Melbourne International Film Festival is currently on and continues until 18 August. In this article, we tell you about films that are in French, but not only in French. Scroll to the end for links to our other MIFF 2019 articles.
Embed yourself in with a group of soldiers in the trenches on 11 November 1918, ten minutes before peace is declared, bringing World War I to an end.
Country: Belgium France
Language: Dutch, English and French
Tactile and trippy, Ayahuasca takes you on a hallucinogenic journey … from the safety of your VR headset.
Jan Kounen’s mind-expanding “spiritual reality” experience travels deep into a world – and visions – inspired by psychedelic brew ayahuasca. Vivid and intense colours and images flip and fold before your eyes as space scales and changes in a fantastic voyage.
Country: France, Luxembourg
Language: English, French with English subtitles

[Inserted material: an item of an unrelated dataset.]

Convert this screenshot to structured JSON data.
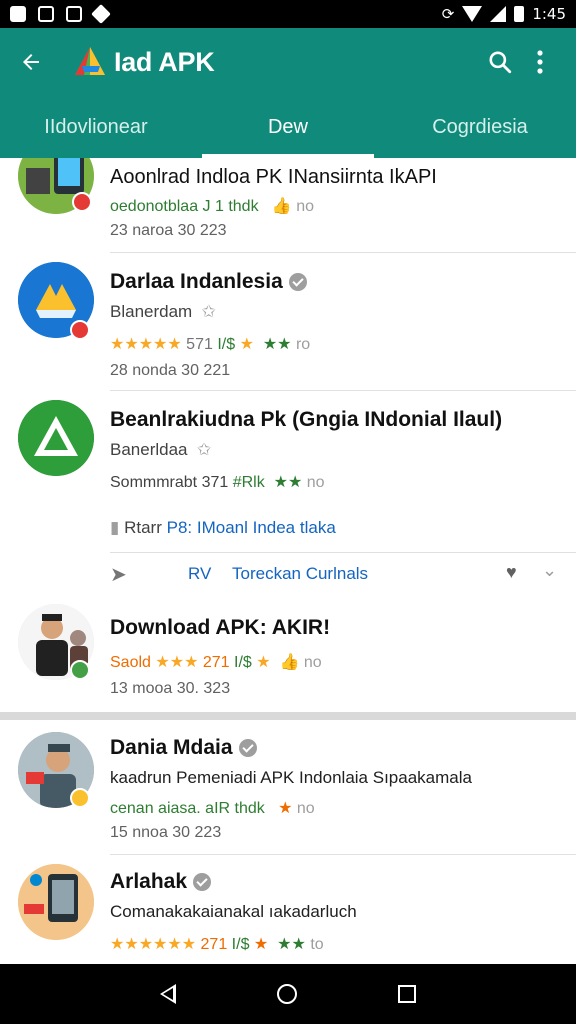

An 18th-century African boy, kidnapped into slavery, rises through the ranks of Viennese high society in this powerful, formally stunning work.
Country: Austria, Luxembourg
Language: French and German
This absorbing animated effort tells the tale behind an inimitable cinematic talent and one of his most controversial works: avant-garde Spanish filmmaker Luis Buñuel and his 1933 short documentary Las Hurdes.
Country: Netherlands, Spain
Language: French, Spanish
Starring Isabelle Huppert as a famous French actress, Frankie is the latest intimately observed, tenderly wrought drama from Ira Sachs – with Marisa Tomei, Brendan Gleeson, Greg Kinnear and Jérémie Renier also featuring.
Country: France, Portugal
Languages: English, French and Portuguese
La Flor Parts 1-3
Settle in for 14 hours of remarkable filmmaking from iconoclastic Argentinean director Mariano Llinás, whose La flor ups the ante of his 2008 Historias extraordinarias, taking his experiments in cinematic storytelling to unequalled new heights.
Language: Catalan, English, French, German, Italian, Russian, Spanish and Swedish.
“A feminist portrait, Papicha seduces especially for its energy, its freshness and the charisma of its lead character.” – Cineuropa
Country: Algeria, Belgium, France, Qatar
Language: Arabic and French
Jeff Goldblum stars as a charismatic lobotomist on an oddball roadtrip across 1950s America in The Mountain, the latest work of madness and magic from cinematic iconoclast Rick Alverson.
Language: English, French.
Ai Weiwei fills his latest affecting, insightful and highly topical documentary with the voices, faces and bodies caught in Europe’s refugee crisis.
Language: Arabic, English, Farsi, French, Greek, Italian, Kurdish, Turkish
You can also read about other films at the Melbourne Film Festival in the following articles:
What are your thoughts on multi-language films?